Flinders University’s Yunggorendi First Nations Centre for Higher Education and Research has received a United Nations Educational, Scientific and Cultural Organization (UNESCO) Award for “excellence and innovation in teaching, recruitment and support of Indigenous students to higher education”.
The Director of Yunggorendi, Professor Lester-Irabinna Rigney [pictured], said “UNESCO’s recognition of our Centre reflects Flinders’ commitment to the ideals of ‘education for all’.”
“Yunggorendi has built its reputation on community engagement with Indigenous peoples to produce genuine outcomes in higher education based on respect, relevance, reciprocity and responsibility,” Professor Rigney said.
“This honour bestowed on our past and present staff and students recognises their outstanding achievements in these areas,” he said.
Earlier this year, Professor Rigney stated that the critical lack of Aboriginal teachers and researchers in Australia needed to be addressed if gains in Indigenous health are to be achieved.
“Aboriginal health in this country is only going to get better if we start to address, from the very outset, education,” he said.
“We must throw out the poisonous ideology of educating an Aboriginal child out of an Aboriginal education – Indigenous languages are fundamental, Indigenous pedagogies and literacies are important,” he said.
Since 1977 Yunggorendi – a name given to the Centre by the Kaurna Nation which means to ‘impart knowledge’ – and Flinders have advanced 217 Indigenous graduates.
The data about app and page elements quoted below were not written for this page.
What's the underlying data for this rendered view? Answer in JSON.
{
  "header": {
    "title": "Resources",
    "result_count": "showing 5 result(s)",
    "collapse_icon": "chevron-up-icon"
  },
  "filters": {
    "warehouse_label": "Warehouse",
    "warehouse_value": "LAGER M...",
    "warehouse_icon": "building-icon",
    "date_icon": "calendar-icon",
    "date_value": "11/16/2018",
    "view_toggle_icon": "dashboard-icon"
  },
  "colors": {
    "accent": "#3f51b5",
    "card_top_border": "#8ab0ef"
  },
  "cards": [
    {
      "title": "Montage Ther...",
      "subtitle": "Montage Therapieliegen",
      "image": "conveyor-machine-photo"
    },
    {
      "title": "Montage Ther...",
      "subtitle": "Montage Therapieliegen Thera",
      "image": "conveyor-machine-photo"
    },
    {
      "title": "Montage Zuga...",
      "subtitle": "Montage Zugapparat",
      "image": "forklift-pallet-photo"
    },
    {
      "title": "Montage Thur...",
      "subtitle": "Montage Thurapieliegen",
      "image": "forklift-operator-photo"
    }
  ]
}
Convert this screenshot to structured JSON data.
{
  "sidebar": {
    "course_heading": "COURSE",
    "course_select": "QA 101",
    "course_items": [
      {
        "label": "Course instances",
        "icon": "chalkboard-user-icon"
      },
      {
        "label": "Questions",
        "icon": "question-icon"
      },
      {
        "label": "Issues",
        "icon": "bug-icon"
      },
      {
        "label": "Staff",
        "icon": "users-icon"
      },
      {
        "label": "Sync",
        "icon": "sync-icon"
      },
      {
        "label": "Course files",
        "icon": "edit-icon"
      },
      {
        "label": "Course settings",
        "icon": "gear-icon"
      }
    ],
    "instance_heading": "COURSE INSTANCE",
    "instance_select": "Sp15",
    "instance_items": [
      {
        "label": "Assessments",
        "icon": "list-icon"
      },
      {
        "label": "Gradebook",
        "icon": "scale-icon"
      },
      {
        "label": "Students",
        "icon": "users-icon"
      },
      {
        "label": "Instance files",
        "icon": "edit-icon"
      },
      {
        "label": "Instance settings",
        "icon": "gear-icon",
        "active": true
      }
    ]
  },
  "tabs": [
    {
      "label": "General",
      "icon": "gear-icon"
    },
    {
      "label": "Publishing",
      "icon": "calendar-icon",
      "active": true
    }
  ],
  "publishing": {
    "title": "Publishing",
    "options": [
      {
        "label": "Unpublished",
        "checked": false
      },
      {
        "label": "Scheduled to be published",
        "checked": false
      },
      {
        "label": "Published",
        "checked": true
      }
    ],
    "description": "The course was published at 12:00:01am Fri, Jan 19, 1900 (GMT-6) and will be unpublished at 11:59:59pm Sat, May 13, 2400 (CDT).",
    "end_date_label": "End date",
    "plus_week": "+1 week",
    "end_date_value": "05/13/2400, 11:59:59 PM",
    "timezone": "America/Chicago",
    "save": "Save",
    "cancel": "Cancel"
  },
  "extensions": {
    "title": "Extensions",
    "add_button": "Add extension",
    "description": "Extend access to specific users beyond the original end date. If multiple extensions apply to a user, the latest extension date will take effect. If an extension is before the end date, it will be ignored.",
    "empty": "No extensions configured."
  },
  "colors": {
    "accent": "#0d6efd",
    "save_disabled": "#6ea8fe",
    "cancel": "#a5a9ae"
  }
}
In 2008 there were 195 Indigenous students studying professional degrees at Flinders including Law, Education, Nursing, Medicine and the Arts. Dr Gilbert Gallaher was the first Flinders PhD graduate in Public Health in 2008.
Professor Rigney accepted the award on behalf of Yunggorendi at a special reception at Government House on 10 November.